The government of the socialist Pedro Sánchez, on the other hand, has resisted adopting a similar solution and has opted, through a royal decree-law approved last Wednesday, for the Supreme Court to decide, in case of conflict, through a quick procedure which fundamental rights can be restricted according to epidemiological evolution. A solution that has been criticized by the court’s own judges. In recent days, the clash of criteria in the decisions of the higher courts of the Basque Country, the Balearic Islands and the Valencian Community anticipates conflicts.
Discos with open dance floors, restaurants with interiors full of diners, outdoor parties … After months of restrictions and with much accumulated fatigue among the population, what experts fear most is that dangerous social dynamics will be promoted that the communities, due to lack of political will or lack of adequate tools, are unable to stop.
“It is important not to repeat the mistakes we made in the previous de-escalations,” says Rafael Cantón, head of the microbiology service at the Ramón y Cajal Hospital (Madrid) in relation to the end of the state of alarm. “If you open the measures a lot, the interaction and transmission of the virus increases. That is unavoidable. But you have to put a stop to it in some way. It is true that there is fatigue, but it is necessary to find the formulas that allow maintaining the distancing and prevention measures until we manage to have practically the entire population vaccinated ”, he adds.

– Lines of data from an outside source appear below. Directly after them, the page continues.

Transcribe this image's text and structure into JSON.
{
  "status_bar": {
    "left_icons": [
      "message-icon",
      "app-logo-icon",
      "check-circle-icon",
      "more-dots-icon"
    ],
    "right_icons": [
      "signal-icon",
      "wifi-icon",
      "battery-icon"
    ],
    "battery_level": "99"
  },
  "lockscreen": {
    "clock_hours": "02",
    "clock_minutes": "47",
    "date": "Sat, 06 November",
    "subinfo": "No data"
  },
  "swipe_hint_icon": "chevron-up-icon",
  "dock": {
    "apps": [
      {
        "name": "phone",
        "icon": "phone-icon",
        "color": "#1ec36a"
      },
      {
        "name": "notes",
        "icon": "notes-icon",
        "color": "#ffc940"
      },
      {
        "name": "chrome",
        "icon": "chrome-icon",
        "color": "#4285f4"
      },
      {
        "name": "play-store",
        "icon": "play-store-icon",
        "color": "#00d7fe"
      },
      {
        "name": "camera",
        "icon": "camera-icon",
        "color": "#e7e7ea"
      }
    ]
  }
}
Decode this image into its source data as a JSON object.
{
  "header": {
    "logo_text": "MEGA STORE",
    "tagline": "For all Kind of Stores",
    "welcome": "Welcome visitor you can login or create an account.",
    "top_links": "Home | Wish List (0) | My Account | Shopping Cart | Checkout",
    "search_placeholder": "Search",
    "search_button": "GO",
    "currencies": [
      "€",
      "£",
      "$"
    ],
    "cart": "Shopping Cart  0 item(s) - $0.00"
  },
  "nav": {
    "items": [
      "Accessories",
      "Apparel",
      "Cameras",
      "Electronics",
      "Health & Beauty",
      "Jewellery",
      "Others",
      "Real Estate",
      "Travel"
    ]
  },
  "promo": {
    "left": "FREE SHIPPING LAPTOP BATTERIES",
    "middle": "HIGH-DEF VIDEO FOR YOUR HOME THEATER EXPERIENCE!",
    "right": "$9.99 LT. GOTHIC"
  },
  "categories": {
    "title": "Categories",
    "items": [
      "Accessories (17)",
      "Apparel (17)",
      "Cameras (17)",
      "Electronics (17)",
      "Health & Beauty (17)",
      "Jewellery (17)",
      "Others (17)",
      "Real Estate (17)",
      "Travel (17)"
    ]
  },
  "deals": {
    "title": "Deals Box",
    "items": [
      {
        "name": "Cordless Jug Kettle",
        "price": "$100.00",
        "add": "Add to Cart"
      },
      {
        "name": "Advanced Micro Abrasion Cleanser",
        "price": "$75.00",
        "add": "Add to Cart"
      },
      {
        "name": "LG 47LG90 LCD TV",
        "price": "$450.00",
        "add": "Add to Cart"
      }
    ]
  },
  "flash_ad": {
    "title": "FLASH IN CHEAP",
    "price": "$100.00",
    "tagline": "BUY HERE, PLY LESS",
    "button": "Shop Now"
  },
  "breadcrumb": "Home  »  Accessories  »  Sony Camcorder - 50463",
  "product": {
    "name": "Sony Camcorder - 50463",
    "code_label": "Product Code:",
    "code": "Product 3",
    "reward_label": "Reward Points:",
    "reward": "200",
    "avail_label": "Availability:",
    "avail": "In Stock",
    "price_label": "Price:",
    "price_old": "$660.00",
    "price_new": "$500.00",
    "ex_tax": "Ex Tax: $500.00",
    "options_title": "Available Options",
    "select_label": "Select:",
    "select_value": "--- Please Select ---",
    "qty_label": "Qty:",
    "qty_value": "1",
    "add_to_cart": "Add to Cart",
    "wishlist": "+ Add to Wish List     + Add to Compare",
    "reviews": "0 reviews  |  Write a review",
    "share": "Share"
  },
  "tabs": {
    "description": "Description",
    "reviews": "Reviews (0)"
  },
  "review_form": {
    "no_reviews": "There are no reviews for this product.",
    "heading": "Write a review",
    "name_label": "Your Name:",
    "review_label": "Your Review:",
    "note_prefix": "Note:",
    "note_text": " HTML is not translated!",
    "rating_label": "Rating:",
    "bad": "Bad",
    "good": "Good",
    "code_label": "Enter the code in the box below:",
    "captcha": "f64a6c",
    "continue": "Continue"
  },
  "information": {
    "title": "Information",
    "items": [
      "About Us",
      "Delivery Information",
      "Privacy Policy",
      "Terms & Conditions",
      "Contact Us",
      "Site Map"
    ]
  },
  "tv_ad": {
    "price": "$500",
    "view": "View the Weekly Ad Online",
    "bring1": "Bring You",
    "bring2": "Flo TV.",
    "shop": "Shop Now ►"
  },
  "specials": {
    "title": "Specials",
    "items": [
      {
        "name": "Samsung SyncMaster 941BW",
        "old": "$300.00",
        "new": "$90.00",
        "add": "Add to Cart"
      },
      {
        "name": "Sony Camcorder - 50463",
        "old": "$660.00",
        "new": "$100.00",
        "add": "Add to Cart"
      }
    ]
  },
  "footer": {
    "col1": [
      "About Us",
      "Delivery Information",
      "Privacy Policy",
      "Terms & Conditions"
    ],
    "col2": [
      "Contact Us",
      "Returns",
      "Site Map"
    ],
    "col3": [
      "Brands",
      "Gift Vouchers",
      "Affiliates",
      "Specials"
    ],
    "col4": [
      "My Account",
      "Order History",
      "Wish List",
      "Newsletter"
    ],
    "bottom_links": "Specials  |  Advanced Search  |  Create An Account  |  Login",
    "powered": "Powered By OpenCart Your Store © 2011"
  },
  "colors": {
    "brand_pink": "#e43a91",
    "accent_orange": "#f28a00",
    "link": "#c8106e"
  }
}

The international context is also uncertain. “Vaccination has reduced mortality in the United States and the European Union,” says Pedro Alonso. “But it is being very uneven. Nine out of 10 doses have been administered in rich countries, which for now are moving towards a scenario of greater tranquility that contrasts with the rest of the world. What happened in India is just a warning that the unpredictable can always happen and that the appearance of new variants that return us to the starting box cannot be ruled out. Let’s be careful because it was said that this virus mutated little and we are seeing that this is not entirely true “, he concludes.
The coronavirus pandemic has revealed important deficiencies in the governance of the Spanish health system, as well as in its information systems. Even today, it is still impossible to capture the situation of the pandemic with any precision – cases, hospitalizations, deaths … – despite the avalanche of data that the Ministry of Health and the communities publish every day, very often suffering from important notification delays or other problems such as duplications.
“We have made very little progress in the last year despite everything that has been said,” laments a health officer on the front line in the fight against the pandemic, who requests anonymity and is very critical of the “immobility that seems to be He has imposed”. “A year ago there was a lot of talk about the commission of inquiry necessary to see what had failed to prevent the pandemic. Now it seems that there is no desire to analyze it. And it is something serious, because the basic problems that prevented us from preventing and reacting quickly in the early phases of the pandemic remain the same ”, censorship.
At the Negronix, the colored metal chairs were still stacked this Friday while Morla finalized the preparations for the premiere of the new terrace. It will not be the only novelty of the place, which also offers cocktails and tapas with a Caribbean flavor. “We have changed many things about the letter. After everything that has happened, customers cannot find the same when they come. Changing, looking for and offering new things is the best way to leave behind all this horrible time we’ve been through ”, he says.
Eddie is an Australian news reporter with over 9 years in the industry and has published on Forbes and tech crunch.